There is, however, a link to the majority of school shootings and psychiatric medication. The pro-pill brigade refuse to lay blame on the medications, opting instead for the 'illness' that caused these people to become hostile and murderous.
One thing is for sure, the link, however small you may think it is, has to be investigated.
SSRi Stories is a website that has collated many stories over the years. To gauge the link between psychiatric medication and school shootings one can see that there is a problem that needs some serious investigation.
SSRi Stories starts with an incident in 1988 where Laurie Wasserman Dann "walked into a second grade classroom at Hubbard Woods School in Winnetka, Illinois carrying three pistols and began shooting children, killing an eight-year-old boy - Nicholas Corwin - and wounding five others before fleeing. She entered a nearby house where she shot and wounded a 20-year-old man before killing herself. "
Dann was taking the antidepressant Anafranil [clomipramine] for Obsessive Compulsive Disorder.
Tuesday, December 04, 2012
It would appear that GlaxoSmithKline have some sort of sick fetish for courtrooms or battling against consumers who complain about their antidepressant, Paxil [Known as Seroxat in Europe and Aropax in the southern hemisphere]
It's just been announced that Canada has been given the green light to attempt to seek justice for its first national class action lawsuit against GlaxoSmithKline, the manufacturer of Paxil, which is alleged to have caused birth defects in children born to women who took it during pregnancy.
Representative plaintiff, Faith Gibson, took Paxil during her pregnancy throughout 2004. On September [same year] her daughter, Meah Bartram, was born with a hole in the heart.
The class action, given the thumbs up by The Supreme Court of British Columbia, will see lawyers argue that GlaxoSmithKline knew or ought to have known of the risks and failed to provide adequate and timely warning to doctors and the public.
The Supreme Court green light can be viewed, in full below:
Sunday, December 02, 2012
Fascinating talk given by antidepressant expert, David Healy, is doing the rounds on YouTube and on various blogs sites.
Healy, who recently launched a website [Rxisk] aimed at patient adverse reaction reporting, has long sought to bring about awareness regarding pharmaceutical companies and the way clinical trials are run. He's the author of many books, his most recent, Pharmageddon, takes a meticulous look at the inside workings of the pharmaceutical industry and the way in which prescription drugs are marketed throughout the world and how this aids in the survival of some of the most richest and influential global organisations in the world today. I reviewed Pharmageddon here.
Healy was branded as a maverick when he first started speaking out against the popular antidepressants, a slur put out, more than likely by the pharmaceutical industry and those KOL's [Key Opinion Leaders] he exposed.
I've watched many talks by David Healy and although we don't agree on entirely everything, I believe SSRi's cause more harm than good, his knowledge and unique ability to reach out to the layperson should be commended.

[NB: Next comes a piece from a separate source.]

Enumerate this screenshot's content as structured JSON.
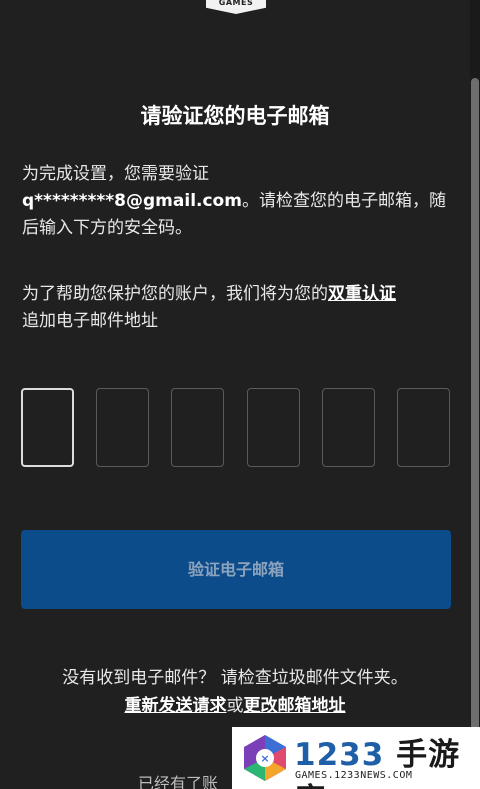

The talk [Below] is well worth watching - it will raise a few eyebrows and will give you food for thought.
For an itemised breakdown of the one hour talk, Irish blogger and friend, Leonie Fennell, has offered a timeline on her website here. Meantime, here's the talk which was presented at the Cardiff University School of Psychology on 26th November 2012. Amongst other things Healy talks about Ghostwriting, GlaxoSmithKline, Zoloft and antidepressant use in pregnancy.